Governor Gavin Newsom
Posted at 10:31 AM, Jul 09, 2021
and last updated 2021-07-09 13:33:21-04

Governor Gavin Newsom visited the Central Coast on Thursday to discuss drought conditions and sign some drought-related orders.

Lopez Lake is at 34% capacity while Lake Nacimiento is sitting at 20% and Santa Margarita is at 64%.

According to Governor Newsom, one factor is climate change.

“The hots are getting a lot hotter. The dries are getting a lot dryer,” Governor Newsom said.

“In the past week, temperatures as high as 17 degrees above average have exacerbated drought conditions across the entire American West,” said Wade Crowfoot, California Natural Resources Secretary.

In April, the first proclamation of a state of emergency was declared related to this year’s drought followed by another one in May.

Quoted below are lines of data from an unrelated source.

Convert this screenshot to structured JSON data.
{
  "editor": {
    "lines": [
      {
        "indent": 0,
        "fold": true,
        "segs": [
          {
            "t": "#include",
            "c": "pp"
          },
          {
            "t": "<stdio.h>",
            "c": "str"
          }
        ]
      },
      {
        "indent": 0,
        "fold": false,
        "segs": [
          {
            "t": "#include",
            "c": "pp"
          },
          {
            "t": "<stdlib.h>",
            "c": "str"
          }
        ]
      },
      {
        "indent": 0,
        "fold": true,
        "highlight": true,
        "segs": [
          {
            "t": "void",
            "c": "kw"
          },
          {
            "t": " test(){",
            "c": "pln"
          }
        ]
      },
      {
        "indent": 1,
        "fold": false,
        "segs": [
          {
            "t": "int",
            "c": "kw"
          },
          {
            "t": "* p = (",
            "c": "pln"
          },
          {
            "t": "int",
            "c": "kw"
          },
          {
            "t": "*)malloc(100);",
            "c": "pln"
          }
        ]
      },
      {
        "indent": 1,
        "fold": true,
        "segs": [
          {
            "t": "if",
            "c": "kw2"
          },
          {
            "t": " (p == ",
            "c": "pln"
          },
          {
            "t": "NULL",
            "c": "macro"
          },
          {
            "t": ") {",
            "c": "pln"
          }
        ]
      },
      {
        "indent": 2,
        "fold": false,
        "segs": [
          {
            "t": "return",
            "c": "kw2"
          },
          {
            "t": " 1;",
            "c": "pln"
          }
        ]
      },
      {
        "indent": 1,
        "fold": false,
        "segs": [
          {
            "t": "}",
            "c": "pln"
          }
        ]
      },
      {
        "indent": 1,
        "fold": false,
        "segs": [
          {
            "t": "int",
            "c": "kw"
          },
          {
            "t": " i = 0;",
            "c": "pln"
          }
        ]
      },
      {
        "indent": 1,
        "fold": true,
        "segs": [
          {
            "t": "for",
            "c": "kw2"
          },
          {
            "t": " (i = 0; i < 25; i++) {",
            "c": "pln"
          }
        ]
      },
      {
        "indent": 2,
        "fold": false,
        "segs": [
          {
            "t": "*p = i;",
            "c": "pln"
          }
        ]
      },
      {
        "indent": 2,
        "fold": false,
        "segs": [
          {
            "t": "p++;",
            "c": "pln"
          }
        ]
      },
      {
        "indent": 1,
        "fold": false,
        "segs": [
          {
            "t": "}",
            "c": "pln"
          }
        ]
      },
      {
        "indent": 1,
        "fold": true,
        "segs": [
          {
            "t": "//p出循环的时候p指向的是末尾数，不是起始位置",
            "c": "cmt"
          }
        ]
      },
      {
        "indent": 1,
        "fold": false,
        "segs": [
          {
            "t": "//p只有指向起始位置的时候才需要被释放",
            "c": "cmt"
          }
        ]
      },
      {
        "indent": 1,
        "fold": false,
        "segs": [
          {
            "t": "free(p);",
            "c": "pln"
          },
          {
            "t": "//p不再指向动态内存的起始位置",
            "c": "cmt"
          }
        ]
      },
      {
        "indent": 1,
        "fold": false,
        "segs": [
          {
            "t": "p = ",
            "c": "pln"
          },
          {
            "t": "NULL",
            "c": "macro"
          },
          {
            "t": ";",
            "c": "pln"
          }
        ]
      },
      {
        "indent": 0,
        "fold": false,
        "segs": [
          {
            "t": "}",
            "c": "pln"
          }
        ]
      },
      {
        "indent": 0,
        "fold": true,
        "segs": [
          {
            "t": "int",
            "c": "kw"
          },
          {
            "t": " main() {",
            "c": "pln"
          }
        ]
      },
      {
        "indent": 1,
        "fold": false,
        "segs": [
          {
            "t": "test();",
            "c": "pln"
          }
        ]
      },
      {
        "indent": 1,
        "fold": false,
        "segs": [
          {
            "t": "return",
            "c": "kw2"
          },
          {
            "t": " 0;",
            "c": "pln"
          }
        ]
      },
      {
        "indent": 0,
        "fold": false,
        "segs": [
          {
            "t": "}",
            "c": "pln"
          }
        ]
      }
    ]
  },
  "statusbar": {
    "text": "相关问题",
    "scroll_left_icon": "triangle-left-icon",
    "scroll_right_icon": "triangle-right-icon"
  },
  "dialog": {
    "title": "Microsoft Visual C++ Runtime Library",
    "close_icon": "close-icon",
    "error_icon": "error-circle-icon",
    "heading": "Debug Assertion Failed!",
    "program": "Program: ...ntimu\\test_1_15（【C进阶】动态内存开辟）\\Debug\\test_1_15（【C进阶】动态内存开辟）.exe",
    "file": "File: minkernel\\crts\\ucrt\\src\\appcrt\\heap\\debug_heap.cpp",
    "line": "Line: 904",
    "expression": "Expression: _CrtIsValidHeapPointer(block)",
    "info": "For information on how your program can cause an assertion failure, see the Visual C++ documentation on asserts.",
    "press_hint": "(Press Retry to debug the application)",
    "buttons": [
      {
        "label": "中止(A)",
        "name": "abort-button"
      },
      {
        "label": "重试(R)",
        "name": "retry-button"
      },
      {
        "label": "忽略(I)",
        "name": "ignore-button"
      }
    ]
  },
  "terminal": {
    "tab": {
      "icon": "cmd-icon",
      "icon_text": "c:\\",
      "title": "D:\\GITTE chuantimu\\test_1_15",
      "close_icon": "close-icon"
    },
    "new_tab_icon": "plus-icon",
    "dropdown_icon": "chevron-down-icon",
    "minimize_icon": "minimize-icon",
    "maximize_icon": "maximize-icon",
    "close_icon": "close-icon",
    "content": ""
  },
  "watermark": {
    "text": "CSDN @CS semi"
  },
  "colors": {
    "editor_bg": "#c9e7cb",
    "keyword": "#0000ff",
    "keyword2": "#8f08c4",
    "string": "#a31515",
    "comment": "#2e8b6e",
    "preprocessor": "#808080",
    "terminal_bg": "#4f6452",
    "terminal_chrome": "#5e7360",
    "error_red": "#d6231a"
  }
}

On Thursday, nine additional counties were added to another state of emergency including San Luis Obispo and Santa Barbara counties.

“Total now 50 of our 58 counties officially are now in an order,” Governor Newsom said. “To move more effectively and efficiently to address conditions as they take shape in real time.”

In addition, an executive order was signed on Thursday to encourage a 15% voluntary water reduction throughout the state from residences to agricultural operations.

“Taking an opportunity to update the efficiency of your shower heads, as an example,” Governor Newsom said.

During the last drought, there were mandatory water conservation efforts.

“Interestingly, per capita, we reduced water consumption by roughly 21% in this state between 2013 and 2016,” Governor Newsom said.

Currently, residential water use in California is 16% below where we were in 2013. Meanwhile, there’s a $5.1 billion budget specific to the drought in the state.

“We will need to proceed with the lessons learned from the last drought but with the benefits of those lessons now and the resources that we have not been afforded in the past,” Governor Newsom said.

During the next San Luis Obispo County Board of Supervisors' meeting, they’re set to discuss drought conditions as well.

The executive order also has a monthly data report that must come out from the state water board including data of industrial, residential and agricultural use.

For more information on ideas on how to save water, click here.